I love being in the forest. The commanding presence of the trees feels comforting and secure. Clearly, I’m not the only one to feel this way, since forests are often used in stories and folklore as places of hiding (for heroes and villains), as shielding barriers, and as valuable resources. Each type of tree has been ascribed attributes and described as if they are benevolent entities or sources of power in many pagan traditions. After sifting out the mysticism, here are some of the things I learned about how Europeans historically viewed and used different species of trees.
Alder – the alder tree is found throughout much of the Northern Hemisphere, usually in wet areas. This may have led people to discover that the oily wood is quite water resistant. In fact, many of the foundations in Venice, Italy, are made from alder wood.
Ash – the wood of the ash tree is straight-grained, sturdy, and somewhat flexible.
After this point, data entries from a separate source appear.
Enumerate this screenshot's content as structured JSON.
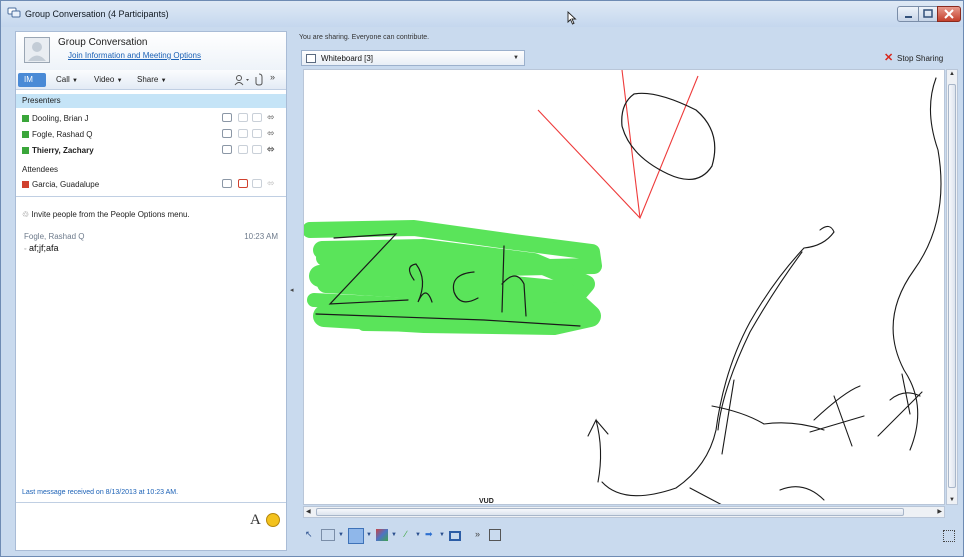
{
  "window": {
    "title": "Group Conversation (4 Participants)"
  },
  "contact": {
    "name": "Group Conversation",
    "link": "Join Information and Meeting Options"
  },
  "tabs": {
    "im": "IM",
    "call": "Call",
    "video": "Video",
    "share": "Share"
  },
  "participants": {
    "presenters_label": "Presenters",
    "attendees_label": "Attendees",
    "presenters": [
      {
        "name": "Dooling, Brian J",
        "status_color": "#3aa63a"
      },
      {
        "name": "Fogle, Rashad Q",
        "status_color": "#3aa63a"
      },
      {
        "name": "Thierry, Zachary",
        "status_color": "#3aa63a"
      }
    ],
    "attendees": [
      {
        "name": "Garcia, Guadalupe",
        "status_color": "#d0412e"
      }
    ]
  },
  "chat": {
    "invite_text": "Invite people from the People Options menu.",
    "author": "Fogle, Rashad Q",
    "time": "10:23 AM",
    "message": "af;jf;afa",
    "last_message": "Last message received on 8/13/2013 at 10:23 AM."
  },
  "compose": {
    "font_label": "A"
  },
  "sharing": {
    "status": "You are sharing. Everyone can contribute.",
    "selected": "Whiteboard [3]",
    "stop_label": "Stop Sharing"
  },
  "whiteboard": {
    "scroll_label": "VUD",
    "highlight_color": "#3ee03e",
    "ink_color": "#1a1a1a",
    "pen_red": "#ee3b3b"
  }
}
Through history, ash has been a wood of choice for spear handles, which needed to be straight and strong. It can also be found in the structure of old looms for weaving cloth or split and bent as supports for baskets. Today, it is a popular choice for baseball bats, guitars, and stair treads.
Birch – birch trees are very good at establishing themselves in bare patches of ground, often founding new forests. There are so many historic uses for birch! The bark was used to write on and to line the hulls of canoes, the inner bark contains compounds able to treat different diseases, much of the tree is edible, and the sap, which can be made into syrup, was a source of sugar in northern climates.
Elm – elms are particularly resistant to cracking and splitting. It is considered a very stable, supportive wood. The inner bark is often cut into strips and used as cane to weave the seats and backs of chairs.
Pine – considered a “sweet” tree, pine was often used for its aromatic properties. The scent is used to help clear clogged lungs. And if you don’t mind the strong taste, the needles are a good source of vitamin C.
Poplar – poplar trees often grow in damp areas, giving shade to marshy ground. The wood is strong and was used to make shields. Because of this, it is seen as a very protective and comforting tree.
Willow – willow is widely considered to be a very flexible tree. Weeping varieties even have branches that droop, giving them a sad appearance that represents mourning in literature. One of the important features of willow is that the flowers appear very early in the spring, even before the leaves, giving bees a good source of food early in the year.
Yew – though most of the yew tree is poisonous, the flesh of the berries can be used medicinally. In fact, there is even a treatment for cancer derived from yew berries. The wood is very strong and flexible, making it a popular choice for bows, both for hunting and for battle.
You may be wondering what sparked this sudden interest in the qualities of trees. Well, on Sunday I arrived at my church to see that they had changed the decorations on the platform to a wintery scene. The back of the stage was lined with leafless birch trees. Lights shone up from the bases of the trees to paint them with colour. Contrasted against the black wall behind them, the trees radiated eerie beauty. But my eyes were constantly drawn to one particular tree. It stood in the very center and contrasted with the white and coloured bark of the birches. It was a cross. Though it doesn’t grow leaves or send roots deep into the soil, the Bible often refers to the cross as a tree.
I Peter 2:24 “He Himself bore our sins in His body on the tree, so that, having died to sins, we might live for righteousness; you have been healed by His wounds.”
Galatians 3:13 “Christ has redeemed us from the curse of the law by becoming a curse for us, because it is written: Everyone who is hung on a tree is cursed.”
Acts 5: 30 “The God of our fathers raised up Jesus, whom you had murdered by hanging Him on a tree.”
So as I looked at the cross in the middle of those birch trees, I thought of it as a tree rooted in my heart. It is a strong foundation, like an alder. It is sturdy like ash. It is nourishing like birch. It is resistant like elm. It is sweet like pine. It is protective like poplar. It is a symbol of sorrow like willow. It is healing like yew. The cross is the most special tree of all.